[Collected data]
------------------------------------------------------------

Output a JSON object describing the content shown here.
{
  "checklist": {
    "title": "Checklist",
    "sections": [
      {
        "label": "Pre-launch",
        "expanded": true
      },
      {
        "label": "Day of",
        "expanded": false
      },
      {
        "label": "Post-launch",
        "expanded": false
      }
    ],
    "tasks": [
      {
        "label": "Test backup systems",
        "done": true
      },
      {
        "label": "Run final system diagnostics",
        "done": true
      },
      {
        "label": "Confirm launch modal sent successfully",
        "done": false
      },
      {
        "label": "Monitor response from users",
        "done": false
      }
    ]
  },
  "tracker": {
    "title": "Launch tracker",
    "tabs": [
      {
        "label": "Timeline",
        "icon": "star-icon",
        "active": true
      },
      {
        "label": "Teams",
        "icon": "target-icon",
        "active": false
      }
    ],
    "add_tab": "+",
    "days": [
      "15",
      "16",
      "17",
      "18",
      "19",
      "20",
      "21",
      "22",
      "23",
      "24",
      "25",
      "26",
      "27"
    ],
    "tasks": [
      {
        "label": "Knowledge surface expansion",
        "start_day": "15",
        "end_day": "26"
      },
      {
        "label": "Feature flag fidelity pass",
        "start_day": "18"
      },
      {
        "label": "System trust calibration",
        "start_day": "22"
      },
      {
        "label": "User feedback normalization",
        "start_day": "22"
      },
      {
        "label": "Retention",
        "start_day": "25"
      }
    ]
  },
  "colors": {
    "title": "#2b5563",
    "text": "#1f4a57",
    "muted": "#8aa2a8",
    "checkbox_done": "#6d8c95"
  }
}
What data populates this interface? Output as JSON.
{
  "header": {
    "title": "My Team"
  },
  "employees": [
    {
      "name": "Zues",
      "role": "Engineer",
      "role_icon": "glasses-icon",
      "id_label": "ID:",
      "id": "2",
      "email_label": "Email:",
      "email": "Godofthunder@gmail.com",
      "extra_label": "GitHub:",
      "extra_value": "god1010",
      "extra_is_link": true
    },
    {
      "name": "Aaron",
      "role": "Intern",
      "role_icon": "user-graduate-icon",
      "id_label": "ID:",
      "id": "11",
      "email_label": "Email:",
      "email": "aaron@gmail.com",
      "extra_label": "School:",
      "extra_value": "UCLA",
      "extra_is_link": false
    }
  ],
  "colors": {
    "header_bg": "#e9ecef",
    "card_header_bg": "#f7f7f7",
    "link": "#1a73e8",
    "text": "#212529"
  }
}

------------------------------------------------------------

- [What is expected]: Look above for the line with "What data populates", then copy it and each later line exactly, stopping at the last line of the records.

- [Exercise response]:
What data populates this interface? Output as JSON.
{
  "header": {
    "title": "My Team"
  },
  "employees": [
    {
      "name": "Zues",
      "role": "Engineer",
      "role_icon": "glasses-icon",
      "id_label": "ID:",
      "id": "2",
      "email_label": "Email:",
      "email": "Godofthunder@gmail.com",
      "extra_label": "GitHub:",
      "extra_value": "god1010",
      "extra_is_link": true
    },
    {
      "name": "Aaron",
      "role": "Intern",
      "role_icon": "user-graduate-icon",
      "id_label": "ID:",
      "id": "11",
      "email_label": "Email:",
      "email": "aaron@gmail.com",
      "extra_label": "School:",
      "extra_value": "UCLA",
      "extra_is_link": false
    }
  ],
  "colors": {
    "header_bg": "#e9ecef",
    "card_header_bg": "#f7f7f7",
    "link": "#1a73e8",
    "text": "#212529"
  }
}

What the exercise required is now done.